As you begin to work on yourself, beginning to understand the underlying reasons for which you’re seeking help could be important. It would also be a good idea to understand what your existing support system looks like, and who that might include. Your friends, family, colleagues or other loved ones may be perceptive of your concerns and offer you a space to talk with them, or make it comfortable so that you are able to reach out to them when in need. In other instances, you may find yourself without adequate support – either with the feeling that your current support may not be able to help you, or if you feel mostly disadvantaged or isolated.
The therapeutic space is considered as distinct from the above scenarios, as this a professional space tailored to your needs. While in situations involving people you already know, the focus of the talk may shift as their needs may interact with yours – for instance, when the other person talks over you when *they* feel they have something helpful to say (coming from, say, a need to be more helpful to others). While what they share may actually be helpful, a therapist might be more likely to give you the space to finish the thought, and then some more space to first allow you to talk about whatever is coming up for you in the present time. Such a space may be more ‘open’, thus allowing you to become more aware of what you’re going through, what it means to you and what steps, if any, you might like to take to make things better for yourself.
It would be important to keep in mind that there are many different therapeutic approaches, and any one therapist may (after appropriate training and practice) may develop their own style of using and/or integrating various techniques and approaches to work with you on building a management plan best suited to your needs. You may wish to thus focus on what your needs are to understand what kind of therapy, and therapist, would be a good ‘fit’ for you. Even if you find yourself unable to be aware and focus on your needs, then trying to understand this inability better might be your foremost goal. using any number of approaches, and finding the right ‘fit’ with your therapist is important. Absolutely*, you could – do note that being in therapy is different from spaces you may share with yourself or your loved ones, in that it is meant so you can share whatever is coming up for you – even (and at times, especially) the seemingly ‘inappropriate’, the ‘abnormal’, or even the ‘ugly’ emotions or thoughts that might be difficult to bring up in a conversation otherwise, due to a pre-existing relationship. But that’s not all that it can be – you can also use it to acknowledge, or even celebrate different aspects of yourself as and when they come up for you.
When it comes to providing an understanding of therapy and how it applies to you, you will find us using the words ‘may’ and ‘could’ a lot. We do so for a reason: our articles are for informational purposes only, and are in no way meant as a substitute for an actual therapy session. We would like them to provide basic guidance to someone who wishes to understand how therapy generally works, from our own understanding, which may to a certain extent be dependent on the therapeutic approach we tend to follow. For the most optimum understanding of how therapy could work for you, we suggest that you schedule a session with a professional.

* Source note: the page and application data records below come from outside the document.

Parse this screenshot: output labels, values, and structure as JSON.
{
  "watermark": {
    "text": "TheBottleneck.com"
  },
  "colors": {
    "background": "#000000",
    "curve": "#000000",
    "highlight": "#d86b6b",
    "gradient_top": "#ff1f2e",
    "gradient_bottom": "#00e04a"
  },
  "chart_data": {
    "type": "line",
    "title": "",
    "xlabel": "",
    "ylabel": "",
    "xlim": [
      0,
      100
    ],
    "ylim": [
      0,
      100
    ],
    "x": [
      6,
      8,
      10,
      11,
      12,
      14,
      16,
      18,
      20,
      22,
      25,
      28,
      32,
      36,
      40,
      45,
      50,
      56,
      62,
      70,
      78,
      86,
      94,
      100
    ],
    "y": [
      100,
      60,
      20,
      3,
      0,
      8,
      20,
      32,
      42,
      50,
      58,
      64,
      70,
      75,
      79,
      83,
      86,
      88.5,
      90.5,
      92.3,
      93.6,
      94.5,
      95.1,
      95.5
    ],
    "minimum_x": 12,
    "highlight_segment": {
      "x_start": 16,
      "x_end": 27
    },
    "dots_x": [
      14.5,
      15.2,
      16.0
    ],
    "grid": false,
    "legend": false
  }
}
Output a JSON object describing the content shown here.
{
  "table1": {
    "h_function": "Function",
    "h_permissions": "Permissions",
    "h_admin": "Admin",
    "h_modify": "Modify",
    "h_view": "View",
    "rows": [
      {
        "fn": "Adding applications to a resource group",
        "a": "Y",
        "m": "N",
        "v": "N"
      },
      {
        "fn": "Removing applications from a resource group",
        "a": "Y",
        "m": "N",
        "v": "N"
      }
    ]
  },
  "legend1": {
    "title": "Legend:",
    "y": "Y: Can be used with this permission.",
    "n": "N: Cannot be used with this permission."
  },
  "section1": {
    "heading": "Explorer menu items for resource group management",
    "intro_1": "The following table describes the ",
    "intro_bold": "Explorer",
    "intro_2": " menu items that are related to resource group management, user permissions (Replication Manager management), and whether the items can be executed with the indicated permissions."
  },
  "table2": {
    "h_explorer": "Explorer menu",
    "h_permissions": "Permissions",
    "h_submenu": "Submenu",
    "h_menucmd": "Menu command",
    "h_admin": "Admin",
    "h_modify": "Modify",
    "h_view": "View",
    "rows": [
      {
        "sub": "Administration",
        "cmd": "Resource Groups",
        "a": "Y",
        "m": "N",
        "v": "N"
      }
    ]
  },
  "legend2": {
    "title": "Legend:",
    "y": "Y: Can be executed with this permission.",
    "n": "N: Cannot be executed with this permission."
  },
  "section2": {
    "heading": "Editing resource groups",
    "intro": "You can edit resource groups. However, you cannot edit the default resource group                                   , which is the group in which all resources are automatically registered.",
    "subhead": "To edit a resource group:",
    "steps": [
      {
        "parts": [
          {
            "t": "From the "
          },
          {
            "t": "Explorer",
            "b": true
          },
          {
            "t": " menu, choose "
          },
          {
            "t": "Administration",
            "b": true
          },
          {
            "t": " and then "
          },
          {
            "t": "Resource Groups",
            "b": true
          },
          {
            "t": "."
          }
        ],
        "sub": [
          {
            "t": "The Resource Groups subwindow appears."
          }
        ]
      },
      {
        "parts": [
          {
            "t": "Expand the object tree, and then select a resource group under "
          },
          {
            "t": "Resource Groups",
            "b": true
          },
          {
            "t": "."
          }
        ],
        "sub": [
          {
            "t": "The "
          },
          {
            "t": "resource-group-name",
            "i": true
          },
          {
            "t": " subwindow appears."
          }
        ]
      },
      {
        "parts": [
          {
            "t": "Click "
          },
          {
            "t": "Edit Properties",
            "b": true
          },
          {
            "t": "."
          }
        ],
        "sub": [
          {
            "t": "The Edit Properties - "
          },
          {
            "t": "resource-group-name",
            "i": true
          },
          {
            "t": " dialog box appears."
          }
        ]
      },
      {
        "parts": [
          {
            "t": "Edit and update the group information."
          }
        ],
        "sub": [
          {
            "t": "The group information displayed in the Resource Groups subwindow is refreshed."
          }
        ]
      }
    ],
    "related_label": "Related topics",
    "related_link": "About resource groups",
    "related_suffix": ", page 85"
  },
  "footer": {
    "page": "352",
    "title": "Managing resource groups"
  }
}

*Please keep in mind that therapy is a recommended treatment option for individuals living with mental illness, since symptoms can often lack improvement, worsen or become chronic problems without adequate treatment. With or without a diagnosis, if you feel that the therapeutic space described above would help you in anyway, do not hesitate to reach out. It may also help you to know that we often provide an option of taking a pro-bono (free) consultation as your first session with us, and you can know more about how to book this consultation here.
This article was written by a mental health professional. But we were humans long before we trained as professionals, and so are always looking to learn better! If you found that any of the above is inaccurate, irrelevant or unhelpful, or would like to suggest ways to make this article more helpful in any way, please let us know in the comments below.
Read the article, and wondering what’s next ?
- I want to take action now: If reading the above information has led you to decide that what you need is professional help, here’s a little bit about how our professionals work in case you would like to schedule a free consultation with us: our professionals’ work is based on a ‘recovery-oriented’ model, which believes in providing a space where each individual feels in charge of their own meaning of recovery from mental health concerns/illness. The aim of support isn’t just to reduce symptoms or to go back to the level of functioning that was, but rather to learn to emphasize one’s resilience and to hold space for those in distress as one is attempting to achieve short- and long-term recovery/life goals
- If you wish to know more about Therapy, please go through these FAQs; you could also look up articles on our blog
- I want more help about how to broach the topic of my mental health with friend/loved one as/before I book a session